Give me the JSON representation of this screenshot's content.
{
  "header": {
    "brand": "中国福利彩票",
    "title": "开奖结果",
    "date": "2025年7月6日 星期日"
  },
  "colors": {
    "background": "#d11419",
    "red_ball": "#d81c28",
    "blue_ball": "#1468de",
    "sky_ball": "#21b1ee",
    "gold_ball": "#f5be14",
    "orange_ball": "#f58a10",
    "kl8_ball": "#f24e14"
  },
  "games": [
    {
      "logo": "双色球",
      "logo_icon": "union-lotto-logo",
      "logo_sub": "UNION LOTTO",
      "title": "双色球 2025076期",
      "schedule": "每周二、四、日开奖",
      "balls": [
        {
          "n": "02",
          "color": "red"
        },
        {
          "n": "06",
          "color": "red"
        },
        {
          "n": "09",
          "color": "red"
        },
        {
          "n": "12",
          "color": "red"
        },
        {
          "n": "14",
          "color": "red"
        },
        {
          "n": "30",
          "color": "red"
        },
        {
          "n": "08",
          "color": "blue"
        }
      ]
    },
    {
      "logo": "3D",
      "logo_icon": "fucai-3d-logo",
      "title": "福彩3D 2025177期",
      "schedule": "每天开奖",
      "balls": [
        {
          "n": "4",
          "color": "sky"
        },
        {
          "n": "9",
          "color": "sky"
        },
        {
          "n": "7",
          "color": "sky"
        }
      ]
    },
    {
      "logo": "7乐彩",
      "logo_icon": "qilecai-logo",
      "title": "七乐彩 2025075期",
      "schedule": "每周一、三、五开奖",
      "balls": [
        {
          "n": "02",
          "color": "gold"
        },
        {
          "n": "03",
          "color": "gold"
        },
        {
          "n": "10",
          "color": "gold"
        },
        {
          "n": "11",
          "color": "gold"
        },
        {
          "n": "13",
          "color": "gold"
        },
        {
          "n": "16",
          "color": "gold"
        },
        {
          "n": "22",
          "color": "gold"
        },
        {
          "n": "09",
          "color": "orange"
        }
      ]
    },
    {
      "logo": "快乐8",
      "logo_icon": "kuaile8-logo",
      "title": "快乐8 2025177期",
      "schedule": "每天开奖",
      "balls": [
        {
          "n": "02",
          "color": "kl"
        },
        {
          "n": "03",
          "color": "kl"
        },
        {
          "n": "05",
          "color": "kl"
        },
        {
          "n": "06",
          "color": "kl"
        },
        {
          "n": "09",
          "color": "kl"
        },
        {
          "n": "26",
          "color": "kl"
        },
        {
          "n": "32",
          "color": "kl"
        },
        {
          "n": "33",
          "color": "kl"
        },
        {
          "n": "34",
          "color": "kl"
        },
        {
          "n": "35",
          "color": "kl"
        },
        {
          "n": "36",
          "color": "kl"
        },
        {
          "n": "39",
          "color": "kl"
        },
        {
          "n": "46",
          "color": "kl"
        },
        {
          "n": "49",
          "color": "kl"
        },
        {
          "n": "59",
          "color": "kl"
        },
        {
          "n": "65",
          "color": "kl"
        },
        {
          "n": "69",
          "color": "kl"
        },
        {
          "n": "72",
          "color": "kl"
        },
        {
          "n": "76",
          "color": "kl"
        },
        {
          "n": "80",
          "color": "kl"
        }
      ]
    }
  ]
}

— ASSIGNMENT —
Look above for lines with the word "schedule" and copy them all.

— RESULT OF THIS TASK —
      "schedule": "每周二、四、日开奖",
      "schedule": "每天开奖",
      "schedule": "每周一、三、五开奖",
      "schedule": "每天开奖",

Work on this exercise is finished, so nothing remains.